In plants[edit]

Chemical defense against herbivory is common. The production of capsaicin in many strains of bell peppers is one such defense familiar to humans.

In animals[edit]

See also: Aposematism

Chemical defense is most common in insects, but the skunk is a particularly dramatic mammalian example. Other examples include the bombardier beetle which can accurately shoot a predator with a stream of boiling poison, the ornate moth which excretes a frothy alkaloid mixture, and the Pacific beetle cockroach sprays a quinone mixture from modified spiracles. Marine invertebrate animals also harbor chemical defenses, particularly tropical marine sponges.[1]

References[edit]

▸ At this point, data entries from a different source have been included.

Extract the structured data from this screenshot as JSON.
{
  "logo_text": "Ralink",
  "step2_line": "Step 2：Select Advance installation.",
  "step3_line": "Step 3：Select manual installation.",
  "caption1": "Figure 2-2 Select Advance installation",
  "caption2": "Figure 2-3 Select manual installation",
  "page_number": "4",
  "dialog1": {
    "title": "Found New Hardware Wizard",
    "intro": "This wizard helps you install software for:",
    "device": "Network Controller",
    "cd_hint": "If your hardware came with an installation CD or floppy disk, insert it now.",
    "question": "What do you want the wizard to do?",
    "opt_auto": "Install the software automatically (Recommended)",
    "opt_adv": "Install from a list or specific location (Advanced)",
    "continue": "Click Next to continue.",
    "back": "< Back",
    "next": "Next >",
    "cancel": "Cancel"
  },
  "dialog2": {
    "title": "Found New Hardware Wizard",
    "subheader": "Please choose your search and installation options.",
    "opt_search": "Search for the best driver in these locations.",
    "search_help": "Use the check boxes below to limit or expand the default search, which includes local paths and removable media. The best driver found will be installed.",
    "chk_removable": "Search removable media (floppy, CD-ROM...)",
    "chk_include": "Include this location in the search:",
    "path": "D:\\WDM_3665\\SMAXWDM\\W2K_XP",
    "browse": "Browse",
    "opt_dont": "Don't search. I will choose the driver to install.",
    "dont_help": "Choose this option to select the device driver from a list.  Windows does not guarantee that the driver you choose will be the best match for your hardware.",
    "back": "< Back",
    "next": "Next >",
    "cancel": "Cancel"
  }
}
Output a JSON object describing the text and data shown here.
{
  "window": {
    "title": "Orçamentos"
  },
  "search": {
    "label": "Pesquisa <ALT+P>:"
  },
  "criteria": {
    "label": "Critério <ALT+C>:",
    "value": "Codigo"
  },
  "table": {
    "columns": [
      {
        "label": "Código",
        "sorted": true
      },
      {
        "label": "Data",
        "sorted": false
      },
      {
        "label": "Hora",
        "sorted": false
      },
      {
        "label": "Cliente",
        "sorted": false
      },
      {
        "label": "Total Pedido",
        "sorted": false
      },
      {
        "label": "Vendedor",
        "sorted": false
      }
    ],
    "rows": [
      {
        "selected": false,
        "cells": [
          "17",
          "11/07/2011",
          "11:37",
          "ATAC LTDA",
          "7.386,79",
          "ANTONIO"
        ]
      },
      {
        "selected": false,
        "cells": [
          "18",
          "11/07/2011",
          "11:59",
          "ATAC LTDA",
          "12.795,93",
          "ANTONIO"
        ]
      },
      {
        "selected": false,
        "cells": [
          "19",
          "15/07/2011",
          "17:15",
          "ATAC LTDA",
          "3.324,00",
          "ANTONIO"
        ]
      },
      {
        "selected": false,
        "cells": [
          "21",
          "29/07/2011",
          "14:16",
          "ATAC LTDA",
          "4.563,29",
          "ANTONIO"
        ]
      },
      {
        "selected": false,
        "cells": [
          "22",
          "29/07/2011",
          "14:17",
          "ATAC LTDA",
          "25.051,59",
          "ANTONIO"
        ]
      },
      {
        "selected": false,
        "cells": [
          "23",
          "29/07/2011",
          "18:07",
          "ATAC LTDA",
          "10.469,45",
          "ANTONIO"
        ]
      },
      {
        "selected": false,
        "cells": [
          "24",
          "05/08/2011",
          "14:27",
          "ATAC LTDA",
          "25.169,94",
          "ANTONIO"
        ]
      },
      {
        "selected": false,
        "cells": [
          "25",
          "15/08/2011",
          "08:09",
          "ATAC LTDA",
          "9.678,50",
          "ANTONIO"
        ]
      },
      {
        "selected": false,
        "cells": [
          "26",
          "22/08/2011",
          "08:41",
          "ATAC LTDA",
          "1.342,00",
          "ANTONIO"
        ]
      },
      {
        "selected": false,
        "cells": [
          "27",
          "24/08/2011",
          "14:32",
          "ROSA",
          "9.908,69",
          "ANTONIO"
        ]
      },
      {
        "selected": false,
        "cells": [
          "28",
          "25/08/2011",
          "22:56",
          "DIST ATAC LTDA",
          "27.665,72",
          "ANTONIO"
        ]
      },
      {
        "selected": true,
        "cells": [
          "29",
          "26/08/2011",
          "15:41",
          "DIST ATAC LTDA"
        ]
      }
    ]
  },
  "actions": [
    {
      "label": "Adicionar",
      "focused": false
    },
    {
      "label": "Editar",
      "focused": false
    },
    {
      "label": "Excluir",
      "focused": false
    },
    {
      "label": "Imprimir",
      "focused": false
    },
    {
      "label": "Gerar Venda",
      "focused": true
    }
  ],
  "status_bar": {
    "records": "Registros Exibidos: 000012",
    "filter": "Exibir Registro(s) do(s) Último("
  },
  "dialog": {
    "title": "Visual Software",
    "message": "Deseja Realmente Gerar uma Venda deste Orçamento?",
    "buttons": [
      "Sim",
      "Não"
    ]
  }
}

  1. ^ Pawlik, J. R. (2011). "The chemical ecology of sponges on Caribbean reefs: Natural products shape natural systems.". BioScience 61: 888–898. doi:10.1525/bio.2011.61.11.8.